■ Exercise goal
The lines to copy are those in the records below that hold the word "this".
(Beginning of Supplied entries)
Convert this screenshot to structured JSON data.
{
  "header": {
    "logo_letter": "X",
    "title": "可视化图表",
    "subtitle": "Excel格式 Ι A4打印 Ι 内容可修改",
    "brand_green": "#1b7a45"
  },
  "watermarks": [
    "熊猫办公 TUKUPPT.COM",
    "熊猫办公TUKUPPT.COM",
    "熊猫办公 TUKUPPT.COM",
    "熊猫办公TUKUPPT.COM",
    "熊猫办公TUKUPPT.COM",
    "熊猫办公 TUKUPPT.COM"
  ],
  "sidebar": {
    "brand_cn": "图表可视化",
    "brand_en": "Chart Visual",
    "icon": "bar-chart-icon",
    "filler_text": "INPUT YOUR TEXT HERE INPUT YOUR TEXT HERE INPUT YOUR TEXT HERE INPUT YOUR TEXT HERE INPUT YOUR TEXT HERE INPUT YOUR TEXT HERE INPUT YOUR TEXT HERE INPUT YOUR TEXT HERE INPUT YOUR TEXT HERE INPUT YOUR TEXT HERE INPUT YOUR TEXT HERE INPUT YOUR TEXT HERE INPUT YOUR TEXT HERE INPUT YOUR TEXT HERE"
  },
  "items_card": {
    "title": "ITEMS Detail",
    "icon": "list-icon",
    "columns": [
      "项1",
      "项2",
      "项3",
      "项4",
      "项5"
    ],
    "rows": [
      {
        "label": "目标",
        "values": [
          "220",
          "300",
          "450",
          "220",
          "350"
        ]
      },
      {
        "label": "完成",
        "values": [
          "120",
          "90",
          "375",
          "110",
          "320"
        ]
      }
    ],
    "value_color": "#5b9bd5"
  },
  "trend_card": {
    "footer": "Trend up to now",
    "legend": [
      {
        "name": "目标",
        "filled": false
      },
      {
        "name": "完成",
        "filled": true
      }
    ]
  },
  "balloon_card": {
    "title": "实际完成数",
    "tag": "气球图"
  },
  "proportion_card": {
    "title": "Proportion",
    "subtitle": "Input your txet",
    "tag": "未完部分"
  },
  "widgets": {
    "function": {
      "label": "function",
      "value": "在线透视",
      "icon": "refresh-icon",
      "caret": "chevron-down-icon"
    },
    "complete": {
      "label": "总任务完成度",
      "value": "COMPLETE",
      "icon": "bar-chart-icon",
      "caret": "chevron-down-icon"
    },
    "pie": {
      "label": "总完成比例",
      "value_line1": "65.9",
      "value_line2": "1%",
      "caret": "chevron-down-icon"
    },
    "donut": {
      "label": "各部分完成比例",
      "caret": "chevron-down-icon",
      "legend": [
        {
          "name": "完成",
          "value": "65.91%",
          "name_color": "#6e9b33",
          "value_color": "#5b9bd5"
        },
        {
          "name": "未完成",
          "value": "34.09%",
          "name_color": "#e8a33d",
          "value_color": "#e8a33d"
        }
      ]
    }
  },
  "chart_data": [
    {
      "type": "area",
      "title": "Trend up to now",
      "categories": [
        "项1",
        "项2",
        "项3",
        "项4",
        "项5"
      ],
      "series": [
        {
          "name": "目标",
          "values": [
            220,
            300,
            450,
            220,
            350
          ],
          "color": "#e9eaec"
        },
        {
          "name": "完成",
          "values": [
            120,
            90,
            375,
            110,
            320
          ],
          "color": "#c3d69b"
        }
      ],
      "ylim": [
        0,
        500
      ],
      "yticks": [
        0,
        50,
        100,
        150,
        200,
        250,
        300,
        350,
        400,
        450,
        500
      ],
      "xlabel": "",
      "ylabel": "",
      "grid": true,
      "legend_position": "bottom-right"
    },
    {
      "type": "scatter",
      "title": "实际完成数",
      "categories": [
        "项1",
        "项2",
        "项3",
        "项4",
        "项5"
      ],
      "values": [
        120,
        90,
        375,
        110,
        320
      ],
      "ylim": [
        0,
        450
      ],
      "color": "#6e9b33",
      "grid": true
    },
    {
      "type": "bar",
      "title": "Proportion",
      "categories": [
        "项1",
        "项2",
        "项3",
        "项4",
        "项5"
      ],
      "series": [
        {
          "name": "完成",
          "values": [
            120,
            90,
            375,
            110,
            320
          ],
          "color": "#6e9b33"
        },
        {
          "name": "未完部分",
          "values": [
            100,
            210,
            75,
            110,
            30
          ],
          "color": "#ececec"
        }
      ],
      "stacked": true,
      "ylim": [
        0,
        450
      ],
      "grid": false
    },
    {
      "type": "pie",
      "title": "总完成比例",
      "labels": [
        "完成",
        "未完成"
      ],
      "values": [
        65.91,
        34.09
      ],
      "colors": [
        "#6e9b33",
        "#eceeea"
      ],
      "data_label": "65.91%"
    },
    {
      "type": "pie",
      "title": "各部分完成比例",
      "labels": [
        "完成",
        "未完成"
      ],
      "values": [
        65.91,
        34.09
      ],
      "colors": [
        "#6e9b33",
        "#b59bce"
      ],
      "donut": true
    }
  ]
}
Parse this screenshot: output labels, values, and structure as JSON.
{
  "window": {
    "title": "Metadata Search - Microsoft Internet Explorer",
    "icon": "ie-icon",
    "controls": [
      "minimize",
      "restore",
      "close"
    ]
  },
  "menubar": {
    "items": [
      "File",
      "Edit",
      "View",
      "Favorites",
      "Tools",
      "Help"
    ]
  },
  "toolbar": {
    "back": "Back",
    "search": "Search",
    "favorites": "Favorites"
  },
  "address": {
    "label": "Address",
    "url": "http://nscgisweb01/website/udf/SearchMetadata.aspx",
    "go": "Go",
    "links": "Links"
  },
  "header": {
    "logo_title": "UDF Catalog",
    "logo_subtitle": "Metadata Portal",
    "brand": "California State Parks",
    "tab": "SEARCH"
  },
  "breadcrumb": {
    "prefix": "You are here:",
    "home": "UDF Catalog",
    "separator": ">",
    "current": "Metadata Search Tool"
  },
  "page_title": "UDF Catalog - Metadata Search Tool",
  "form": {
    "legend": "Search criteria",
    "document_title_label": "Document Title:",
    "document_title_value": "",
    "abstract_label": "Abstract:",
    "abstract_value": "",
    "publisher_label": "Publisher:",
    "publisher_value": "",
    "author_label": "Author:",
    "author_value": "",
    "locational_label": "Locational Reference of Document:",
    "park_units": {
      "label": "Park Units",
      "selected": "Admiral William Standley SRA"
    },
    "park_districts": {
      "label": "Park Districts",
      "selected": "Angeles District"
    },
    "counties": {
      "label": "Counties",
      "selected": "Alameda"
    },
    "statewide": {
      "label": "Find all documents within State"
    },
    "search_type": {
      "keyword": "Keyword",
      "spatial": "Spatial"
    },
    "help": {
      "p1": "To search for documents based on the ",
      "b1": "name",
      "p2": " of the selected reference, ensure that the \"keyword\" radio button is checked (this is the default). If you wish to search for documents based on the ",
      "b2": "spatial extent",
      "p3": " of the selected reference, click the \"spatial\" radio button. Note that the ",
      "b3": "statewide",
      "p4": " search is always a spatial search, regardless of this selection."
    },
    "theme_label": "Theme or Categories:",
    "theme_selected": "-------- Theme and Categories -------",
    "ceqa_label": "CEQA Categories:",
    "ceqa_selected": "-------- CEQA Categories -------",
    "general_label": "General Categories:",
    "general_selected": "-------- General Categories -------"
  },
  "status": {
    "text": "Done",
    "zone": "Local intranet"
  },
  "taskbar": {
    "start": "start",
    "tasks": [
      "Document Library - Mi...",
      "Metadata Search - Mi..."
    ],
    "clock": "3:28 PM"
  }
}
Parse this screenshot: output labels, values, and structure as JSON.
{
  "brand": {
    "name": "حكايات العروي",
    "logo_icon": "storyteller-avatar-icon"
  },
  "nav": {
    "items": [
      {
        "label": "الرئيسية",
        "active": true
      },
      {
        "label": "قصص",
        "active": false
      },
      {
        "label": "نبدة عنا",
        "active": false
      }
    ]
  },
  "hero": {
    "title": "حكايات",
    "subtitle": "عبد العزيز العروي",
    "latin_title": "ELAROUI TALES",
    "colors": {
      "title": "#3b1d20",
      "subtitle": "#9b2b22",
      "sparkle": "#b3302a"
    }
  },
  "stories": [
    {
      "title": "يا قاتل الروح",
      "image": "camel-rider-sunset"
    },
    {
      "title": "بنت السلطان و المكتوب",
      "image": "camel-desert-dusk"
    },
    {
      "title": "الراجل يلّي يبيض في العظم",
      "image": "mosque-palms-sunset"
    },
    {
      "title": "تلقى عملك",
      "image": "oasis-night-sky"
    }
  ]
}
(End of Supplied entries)
■ Problem solution
Convert this screenshot to structured JSON data.
Parse this screenshot: output labels, values, and structure as JSON.
      "p2": " of the selected reference, ensure that the \"keyword\" radio button is checked (this is the default). If you wish to search for documents based on the ",
      "p4": " search is always a spatial search, regardless of this selection."
Parse this screenshot: output labels, values, and structure as JSON.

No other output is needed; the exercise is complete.